SEOUL-- Prime Minister Lee Nak-yon said Monday that North Korea's latest long-range missile test has reached a critical point of what Seoul regards as a "red line," warning Pyongyang is closing opportunities for Seoul's peace initiative.
During a meeting with reporters, Lee also said that with the reclusive state's drive to develop an intercontinental ballistic missile (ICBM), the security situation on the Korean Peninsula now faces a "fundamental shift."
The North fired off what it claims to have been an ICBM Friday night in a stinging blow to President Moon Jae-in's pursuit of cross-border dialogue and rapprochement. The latest provocation followed the July 4 test of the same Hwasong-14 missile.
"Unfortunately, the North is closing the opportunities for us to realize President Moon's peace initiative and creating the situation that we have warned against ... The July 28 ICBM launch has brought (the North) to a critical point of the red line," he said.
The premier was referring to the comprehensive initiative Moon announced in Berlin earlier this month. Under the initiative, Seoul pursues Pyongyang's denuclearization with a security guarantee, and economic and diplomatic incentives, while seeking a peace treaty and dismissing the prospect of forced unification.
Voicing discontent over the North's repeated provocations, Lee said that "it has become difficult to treat the North as if nothing had happened."
"The Moon administration is doing its utmost to judiciously navigate through the urgent security situation and foreign affairs environment," he said.

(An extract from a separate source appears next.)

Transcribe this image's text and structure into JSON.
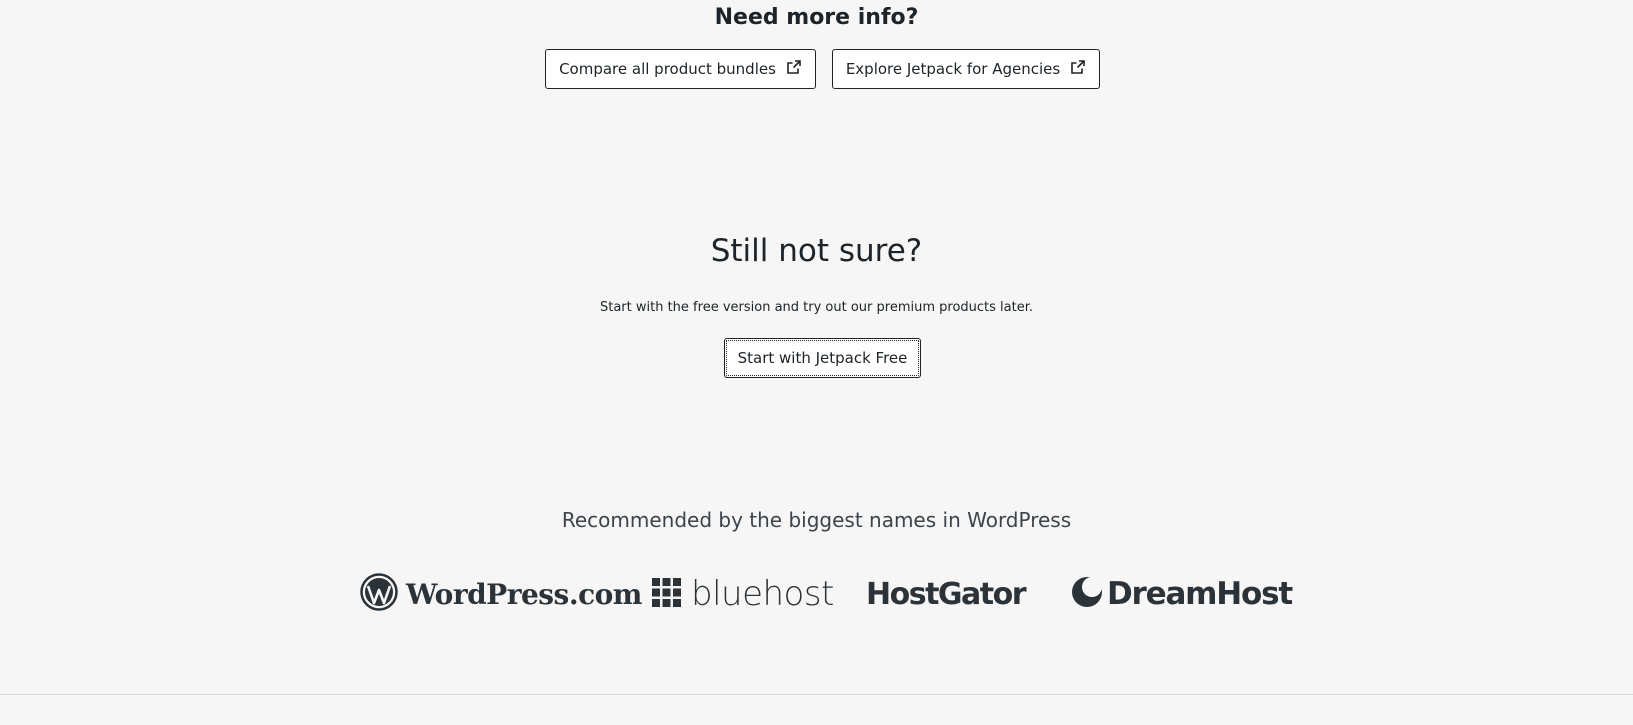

"While prioritizing national interests and security in our response to the North's stronger military provocation, our government is in close consultation and sufficient cooperation with concerned countries, including the United States," he added.
The prime minister also used the meeting to dismiss allegations of the government attempting to shirk its responsibility for a high-stakes decision over the fate of two nuclear reactors, calling them "unconvincing and disconcerting."
The allegations emerged last week after a state panel -- tasked with overseeing the public deliberation over whether to cancel the now-suspended construction of the reactors in Ulsan, 414 kilometers southeast of Seoul -- said it would not make any final decision on the issue.
The panel's stance was seen as a reversal of the government's pledge that "citizen jurors," selected by the panel, will have the final say. Speculation has since grown that either the panel or the government appears to be passing the buck for the crucial decision.
"There can't be such thing as buck-passing over the issue, because the government, in any case, will make the final decision although it would accept the citizens' opinions in the decision-making process," Lee said.
"What the government means is that it would fully accept the results the panel would reach through (deliberations with) citizens. Thus it is impossible for us to pass the buck in any way," he added.
Source: Yonhap News Agency